Academic marketing researchers must decide what outcome to measure. This is the dependent variable (DV) — the thing that depends on something else. So profit might be your DV and the marketing tactic used the independent variable.

The outcome assessed is surprisingly variable in marketing. Sometimes this is a data issue; you only have awareness data so you use awareness as your DV. This is often a reasonable response to an imperfect word but it is easy to forget that that increases in awareness are rarely what the marketer is ultimately trying to achieve. Marketing academics should bear in mind that just because they can measure it doesn’t make it the perfect choice of DV. More sinister is a problem that arises when some DVs work but others don’t. It is simply wrong when a researcher has access to multiple outcome metrics but only reports those metrics that support their conclusion.

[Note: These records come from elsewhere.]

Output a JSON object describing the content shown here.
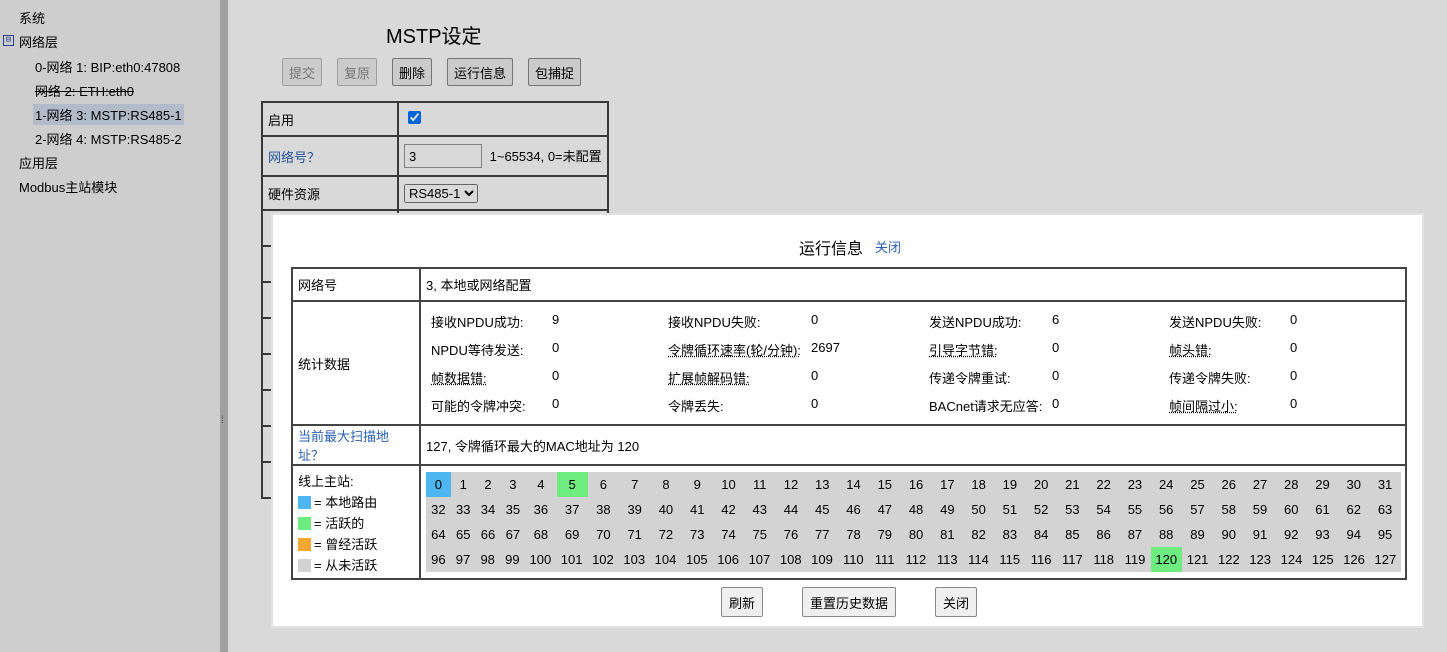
{
  "sidebar": {
    "items": [
      {
        "label": "系统"
      },
      {
        "label": "网络层",
        "toggle": "⊟"
      },
      {
        "label": "0-网络 1: BIP:eth0:47808"
      },
      {
        "label": "网络 2: ETH:eth0"
      },
      {
        "label": "1-网络 3: MSTP:RS485-1"
      },
      {
        "label": "2-网络 4: MSTP:RS485-2"
      },
      {
        "label": "应用层"
      },
      {
        "label": "Modbus主站模块"
      }
    ]
  },
  "page": {
    "title": "MSTP设定",
    "toolbar": [
      "提交",
      "复原",
      "删除",
      "运行信息",
      "包捕捉"
    ],
    "form": {
      "enable_label": "启用",
      "enable_checked": true,
      "network_label": "网络号？",
      "network_value": "3",
      "network_hint": "1~65534, 0=未配置",
      "hw_label": "硬件资源",
      "hw_value": "RS485-1"
    }
  },
  "modal": {
    "title": "运行信息",
    "close_link": "关闭",
    "network_label": "网络号",
    "network_value": "3, 本地或网络配置",
    "stats_label": "统计数据",
    "stats": [
      {
        "label": "接收NPDU成功:",
        "value": "9"
      },
      {
        "label": "接收NPDU失败:",
        "value": "0"
      },
      {
        "label": "发送NPDU成功:",
        "value": "6"
      },
      {
        "label": "发送NPDU失败:",
        "value": "0"
      },
      {
        "label": "NPDU等待发送:",
        "value": "0"
      },
      {
        "label": "令牌循环速率(轮/分钟):",
        "value": "2697"
      },
      {
        "label": "引导字节错:",
        "value": "0"
      },
      {
        "label": "帧头错:",
        "value": "0"
      },
      {
        "label": "帧数据错:",
        "value": "0"
      },
      {
        "label": "扩展帧解码错:",
        "value": "0"
      },
      {
        "label": "传递令牌重试:",
        "value": "0"
      },
      {
        "label": "传递令牌失败:",
        "value": "0"
      },
      {
        "label": "可能的令牌冲突:",
        "value": "0"
      },
      {
        "label": "令牌丢失:",
        "value": "0"
      },
      {
        "label": "BACnet请求无应答:",
        "value": "0"
      },
      {
        "label": "帧间隔过小:",
        "value": "0"
      }
    ],
    "scan_label": "当前最大扫描地址？",
    "scan_value": "127, 令牌循环最大的MAC地址为 120",
    "masters_label": "线上主站:",
    "legend": [
      {
        "color": "#4db6f0",
        "text": "= 本地路由"
      },
      {
        "color": "#6fec7f",
        "text": "= 活跃的"
      },
      {
        "color": "#f2a830",
        "text": "= 曾经活跃"
      },
      {
        "color": "#d3d3d3",
        "text": "= 从未活跃"
      }
    ],
    "node_states": {
      "local": [
        0
      ],
      "active": [
        5,
        120
      ]
    },
    "colors": {
      "local": "#4db6f0",
      "active": "#6fec7f",
      "never": "#d3d3d3"
    },
    "buttons": {
      "refresh": "刷新",
      "reset": "重置历史数据",
      "close": "关闭"
    }
  }
}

Katsikeas and his colleagues looked at outcome measures in academic marketing research. The metrics are all over the place. Not only were a multitude used but little justification was typically given for the choice. The authors noted “…significant problems in how performance outcomes in marketing are commonly conceptualized and operationalized.”  ….”researchers have used a range of often ill-defined measures of performance.” (Katsikeas et al. 2016, page 1).

A major problem is assuming that there is an underlying concept of performance — when scholars assume that measuring awareness, retention, accounting profit, or market share are pretty much interchangeable. The problem is that the correlations between the various DVs are typically low. For these measures to be interchangeable they must measure similar things  — low associations mean the metrics must be measuring different things.

The upshot is that marketing academics should be careful about what outcome measures they use. I wholeheartedly agree.

Read: Constantine S. Katsikeas, Neil A. Morgan, Leonidas C. Leonidou, and G. Thomas Hult (2016) Assessing Performance Outcomes in Marketing, Journal of Marketing, 80 (1) 1-20.